As we face not one but two global crises—the COVID-19 pandemic and climate change—The Ideal City, a new book by Space10 (IKEA’s research and design lab in Copenhagen) published by Gestalten explores the ways architects, designers, and urban planners are forging ahead in a quest to create better cities for the future. “Our cities are a massive driver of the climate crisis; we have an affordable housing crisis in every major city around the globe; we’re not meeting the needs of the people who are actually living in cities; and despite living closer together, we experience increased loneliness, depression, and stress within our cities—so we really wanted to explore how can we actually solve this,” Simon Caspersen, cofounder and communications director of Space10, said during the virtual book launch earlier this month.
While acknowledging that utopia doesn’t exist, and that top-down urban planning isn’t necessarily the right approach, Space10 puts forth a number of ways to improve existing cities and create new building models for undeveloped areas. The book is structured around five chapters that examine key aspects of the ideal city and features projects from 53 cities around the world that offer solutions to some of the most pressing problems facing urban areas today. Ahead, five ways to create better cities for the future.
Making Cities More Resourceful
According to the book, the ideal city must first and foremost be resourceful. That means it must be ecologically and economically sustainable, goals that can be achieved by closing the loop on energy, water, and food production. The Copenhagen Harbor Bath and CopenHill by AD100 architect Bjarke Ingels provide two shining examples.
The only way that you can make sustainability win is if you make it more desirable and more enjoyable, essentially more successful than the alternative —Bjarke Ingels
The former cleans and filters the water in Copenhagen Harbor while providing a public space for people to swim and relax, while the latter is the landmark waste-to-energy plant with a green roof that becomes a ski hill on top. “The only way that you can make sustainability win is if you make it more desirable and more enjoyable, essentially more successful than the alternative,” Ingels—a proponent of “hedonistic sustainability”—said during the virtual book launch.
Making Cities More Accessible
The second chapter posits that cities should encourage diversity, inclusion, and equality among their residents. That means ensuring that everyone has equal access to urban amenities, health care, education, employment, culture, leisure, sport, nature, and—perhaps most important—affordable housing. The authors note that 1.5 million people move into urban areas around the world every day, but many cannot afford to live close to urban opportunities and end up pushed to the fringes.
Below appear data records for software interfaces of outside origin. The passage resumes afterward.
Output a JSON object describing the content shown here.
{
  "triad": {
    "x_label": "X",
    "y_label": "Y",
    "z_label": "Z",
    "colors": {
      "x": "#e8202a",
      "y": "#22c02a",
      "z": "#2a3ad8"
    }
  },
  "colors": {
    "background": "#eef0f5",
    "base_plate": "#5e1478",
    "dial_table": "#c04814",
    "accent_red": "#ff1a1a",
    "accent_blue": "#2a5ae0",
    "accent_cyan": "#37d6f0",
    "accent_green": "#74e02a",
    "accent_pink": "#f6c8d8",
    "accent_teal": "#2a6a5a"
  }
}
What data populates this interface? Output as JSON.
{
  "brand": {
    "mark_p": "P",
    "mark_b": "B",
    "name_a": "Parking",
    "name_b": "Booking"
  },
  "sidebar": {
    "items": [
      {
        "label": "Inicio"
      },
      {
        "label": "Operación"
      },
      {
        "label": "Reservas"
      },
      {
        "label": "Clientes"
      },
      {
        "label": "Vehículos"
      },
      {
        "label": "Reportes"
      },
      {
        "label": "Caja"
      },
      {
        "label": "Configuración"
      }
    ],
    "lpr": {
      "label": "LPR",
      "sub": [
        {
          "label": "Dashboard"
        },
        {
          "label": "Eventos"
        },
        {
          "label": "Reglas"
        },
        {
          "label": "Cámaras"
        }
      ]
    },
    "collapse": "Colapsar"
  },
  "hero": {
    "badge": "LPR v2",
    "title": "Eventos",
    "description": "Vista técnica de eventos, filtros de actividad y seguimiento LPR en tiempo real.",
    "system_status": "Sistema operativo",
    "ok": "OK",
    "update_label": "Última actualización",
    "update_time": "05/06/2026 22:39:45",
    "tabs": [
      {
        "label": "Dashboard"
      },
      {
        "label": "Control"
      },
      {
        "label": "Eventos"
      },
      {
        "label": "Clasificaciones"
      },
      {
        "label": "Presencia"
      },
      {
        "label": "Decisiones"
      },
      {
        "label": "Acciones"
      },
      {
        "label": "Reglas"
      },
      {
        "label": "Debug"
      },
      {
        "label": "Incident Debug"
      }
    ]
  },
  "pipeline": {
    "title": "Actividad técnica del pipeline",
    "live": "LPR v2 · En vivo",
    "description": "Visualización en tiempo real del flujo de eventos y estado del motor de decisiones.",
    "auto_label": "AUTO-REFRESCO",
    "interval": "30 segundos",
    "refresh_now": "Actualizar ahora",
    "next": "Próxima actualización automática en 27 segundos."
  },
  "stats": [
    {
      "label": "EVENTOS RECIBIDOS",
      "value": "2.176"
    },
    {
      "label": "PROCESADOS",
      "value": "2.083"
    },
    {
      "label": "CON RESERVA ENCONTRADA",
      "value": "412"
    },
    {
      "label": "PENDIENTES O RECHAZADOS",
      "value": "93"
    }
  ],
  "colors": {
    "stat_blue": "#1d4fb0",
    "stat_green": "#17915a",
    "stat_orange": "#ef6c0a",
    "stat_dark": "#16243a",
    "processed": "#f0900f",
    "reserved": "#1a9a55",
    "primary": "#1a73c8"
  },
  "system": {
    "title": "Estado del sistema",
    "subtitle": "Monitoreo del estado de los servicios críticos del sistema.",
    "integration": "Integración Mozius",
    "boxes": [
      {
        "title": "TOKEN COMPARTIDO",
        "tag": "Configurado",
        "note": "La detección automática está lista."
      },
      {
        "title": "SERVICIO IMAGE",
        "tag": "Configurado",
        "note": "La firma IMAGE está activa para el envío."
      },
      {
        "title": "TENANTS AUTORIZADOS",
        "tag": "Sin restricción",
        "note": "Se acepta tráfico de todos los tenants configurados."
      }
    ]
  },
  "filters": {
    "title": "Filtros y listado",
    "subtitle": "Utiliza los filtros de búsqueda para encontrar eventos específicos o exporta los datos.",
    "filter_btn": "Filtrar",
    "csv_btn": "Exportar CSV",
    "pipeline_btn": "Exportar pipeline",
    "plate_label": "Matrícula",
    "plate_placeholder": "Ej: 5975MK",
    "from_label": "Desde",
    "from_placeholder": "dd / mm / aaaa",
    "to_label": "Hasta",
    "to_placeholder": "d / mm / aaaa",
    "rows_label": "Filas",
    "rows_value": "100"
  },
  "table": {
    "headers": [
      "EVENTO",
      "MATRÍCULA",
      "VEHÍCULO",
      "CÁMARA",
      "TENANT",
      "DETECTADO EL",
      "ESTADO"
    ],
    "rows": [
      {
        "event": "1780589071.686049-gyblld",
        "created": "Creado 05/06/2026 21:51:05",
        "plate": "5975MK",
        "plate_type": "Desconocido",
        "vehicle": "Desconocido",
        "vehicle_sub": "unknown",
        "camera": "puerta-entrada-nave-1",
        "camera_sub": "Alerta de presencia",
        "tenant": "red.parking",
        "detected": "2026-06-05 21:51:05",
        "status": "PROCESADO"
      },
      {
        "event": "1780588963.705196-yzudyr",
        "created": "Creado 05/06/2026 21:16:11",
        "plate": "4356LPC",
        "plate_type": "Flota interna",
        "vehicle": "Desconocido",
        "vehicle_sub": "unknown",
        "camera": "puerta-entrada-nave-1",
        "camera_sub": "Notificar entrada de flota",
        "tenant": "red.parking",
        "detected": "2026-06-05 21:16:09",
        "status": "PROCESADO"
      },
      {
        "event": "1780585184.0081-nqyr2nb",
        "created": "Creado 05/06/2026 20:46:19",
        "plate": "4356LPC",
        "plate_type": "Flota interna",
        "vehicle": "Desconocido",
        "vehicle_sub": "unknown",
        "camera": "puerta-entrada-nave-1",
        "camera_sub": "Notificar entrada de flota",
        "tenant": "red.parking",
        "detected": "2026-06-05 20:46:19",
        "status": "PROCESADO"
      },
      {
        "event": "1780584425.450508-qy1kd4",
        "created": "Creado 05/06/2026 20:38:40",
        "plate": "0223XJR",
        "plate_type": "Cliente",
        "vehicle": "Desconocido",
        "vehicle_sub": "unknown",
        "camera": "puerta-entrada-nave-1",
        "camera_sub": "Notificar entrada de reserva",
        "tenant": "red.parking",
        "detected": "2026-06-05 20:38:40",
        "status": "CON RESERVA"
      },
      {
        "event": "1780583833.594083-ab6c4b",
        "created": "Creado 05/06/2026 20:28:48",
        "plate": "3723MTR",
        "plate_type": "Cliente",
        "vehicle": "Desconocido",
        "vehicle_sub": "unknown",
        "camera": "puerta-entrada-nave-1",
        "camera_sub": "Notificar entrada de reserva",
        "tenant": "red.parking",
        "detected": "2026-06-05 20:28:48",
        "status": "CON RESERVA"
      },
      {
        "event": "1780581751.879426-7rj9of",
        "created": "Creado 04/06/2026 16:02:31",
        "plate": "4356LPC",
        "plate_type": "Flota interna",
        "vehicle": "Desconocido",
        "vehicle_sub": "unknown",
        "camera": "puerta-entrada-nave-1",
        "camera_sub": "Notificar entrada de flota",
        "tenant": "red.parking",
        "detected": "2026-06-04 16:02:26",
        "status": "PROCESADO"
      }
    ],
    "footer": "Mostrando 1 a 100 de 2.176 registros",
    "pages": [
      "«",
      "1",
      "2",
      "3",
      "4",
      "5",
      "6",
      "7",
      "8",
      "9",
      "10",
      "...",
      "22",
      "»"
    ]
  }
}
“I stumbled upon this statistic recently that in the urban areas of America it takes the median-income person 27 years on average to save up the 20% down payment to be able to buy a median-priced-owner apartment or condo in a city,” Ingels said. “So that means that hard-working, well-educated, by all standards successful and contributing citizens actually have a hard time getting access to owning a home, which of course is not the only way to have a life, but it’s been a good way to be anchored in a community, have a sense of ownership and belonging, to make a community less transient and therefore more sustainable, and to eventually make possibilities for later generations, so I think there’s something to be looked at in this entire value chain that provides the spaces we live in and that we call home that could need a 21st century upgrade.”
As featured in this chapter, the Starter Home project by the Office of Jonathan Tate seeks to make entry-level homes appealing and affordable by building on overlooked sites in established neighborhoods, like New Orleans’s Irish Channel neighborhood. By creating tailor-made dwellings in challenging sites, architects can encourage economic diversity in rapidly gentrifying areas.
Sharing Space and Resources
With co-working spaces and rideshare companies becoming ubiquitous in cities around the world, there’s much talk about the sharing economy. This chapter goes even further, arguing that “the ideal city shares a lot more than just spaces. It also shares services, skills, finances, transportation, and energy, and it uses models of ownership and access that are geared toward the public good.”
One particularly beautiful project featured is the Microlibrary Warak Kayu in Semarang, Indonesia by SHAU Indonesia. Raised on wooden columns with latticework made from local wood, the library provides access to knowledge through books, movies, and community events to residents of Indonesia’s poorest communities. The architects incorporated playful elements, such as netted hammock-style flooring, to make the space appealing to kids and encourage families to use this shared space for learning.
Check out the full Architectural Digest article, click here!